(Gk. tropos: ‘turn’, ‘turn of phrase’; Lat. tropus)

Name given from the 9th century onwards to a number of closely related genres consisting essentially of additions to pre-existing chants. Three types of addition are found: (1) that of a musical phrase, a melisma without text (unlabelled or called trope in the sources); (2) that of a text to a pre-existing melisma (most frequently called prosula, prosa, verba or versus, though sometimes also trope, in the sources); (3) that of a new verse or verses, consisting of text and music (most frequently called trope, but also laudes, versus and in certain specific cases farsa, in the sources).

The medieval terminology was far from consistent (Odelman, C1975), and scholars in the late 19th and early 20th centuries expanded it (thus compounding the problem) to include even the sequence and its proses, the conductus, verse songs that sometimes replaced the Benedicamus Domino, and the upper voices of early Ars Antiqua motets. Despite efforts by Crocker (...


Kenneth Levy, John A. Emerson, Jane Bellingham, David Hiley, and Bennett Mitchell Zon

[plainsong] (from Lat. cantus planus; Fr. plainchant; Ger. Choral; It. canto plano)

The official monophonic unison chant (originally unaccompanied) of the Christian liturgies.

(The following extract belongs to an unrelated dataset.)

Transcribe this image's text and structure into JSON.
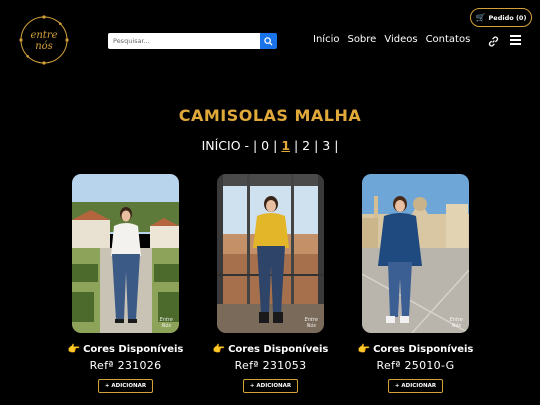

The term, though general, is used to refer particularly to the chant repertories with Latin texts – that is, those of the five major Western Christian liturgies – or in a more restricted sense to the repertory of Franco-Roman chant (Gregorian chant). A third meaning refers to a style of measured ecclesiastical music, often accompanied by a bassoon, serpent or organ, cultivated in Roman Catholic France during the 17th to 19th centuries (see Plain-chant musical). This article is concerned with the chant of the Roman and derived rites considered historically, including its place within Christian chant as a whole and its relationship to the liturgy that it serves.

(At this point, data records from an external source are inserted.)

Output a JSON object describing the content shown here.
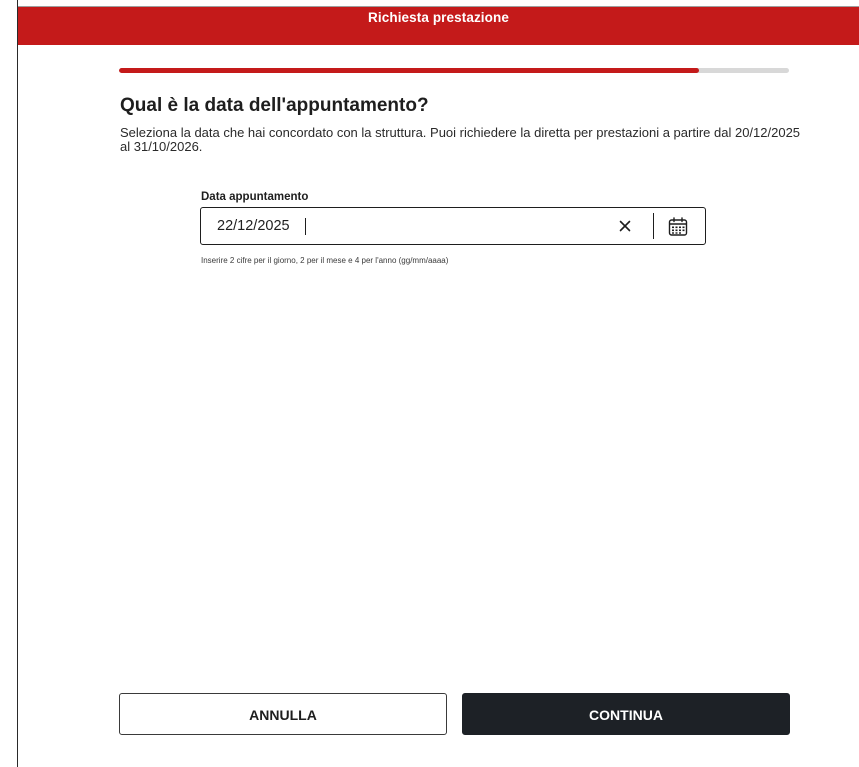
{
  "header": {
    "title": "Richiesta prestazione",
    "color": "#c41a1a"
  },
  "progress": {
    "fraction": 0.866
  },
  "question": {
    "title": "Qual è la data dell'appuntamento?",
    "description": "Seleziona la data che hai concordato con la struttura. Puoi richiedere la diretta per prestazioni a partire dal 20/12/2025 al 31/10/2026."
  },
  "date_field": {
    "label": "Data appuntamento",
    "value": "22/12/2025",
    "hint": "Inserire 2 cifre per il giorno, 2 per il mese e 4 per l'anno (gg/mm/aaaa)",
    "clear_icon": "close-icon",
    "calendar_icon": "calendar-icon"
  },
  "actions": {
    "cancel_label": "ANNULLA",
    "continue_label": "CONTINUA"
  },
  "colors": {
    "accent": "#c41a1a",
    "primary_button": "#1d2126"
  }
}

Kenneth Levy

The roots of the liturgical chant of the Christian Churches lie partly in established Jewish Synagogue practice of the apostolic period, partly in new developments within early Christianity itself and partly in pagan music at the diverse centres where the first churches were established (...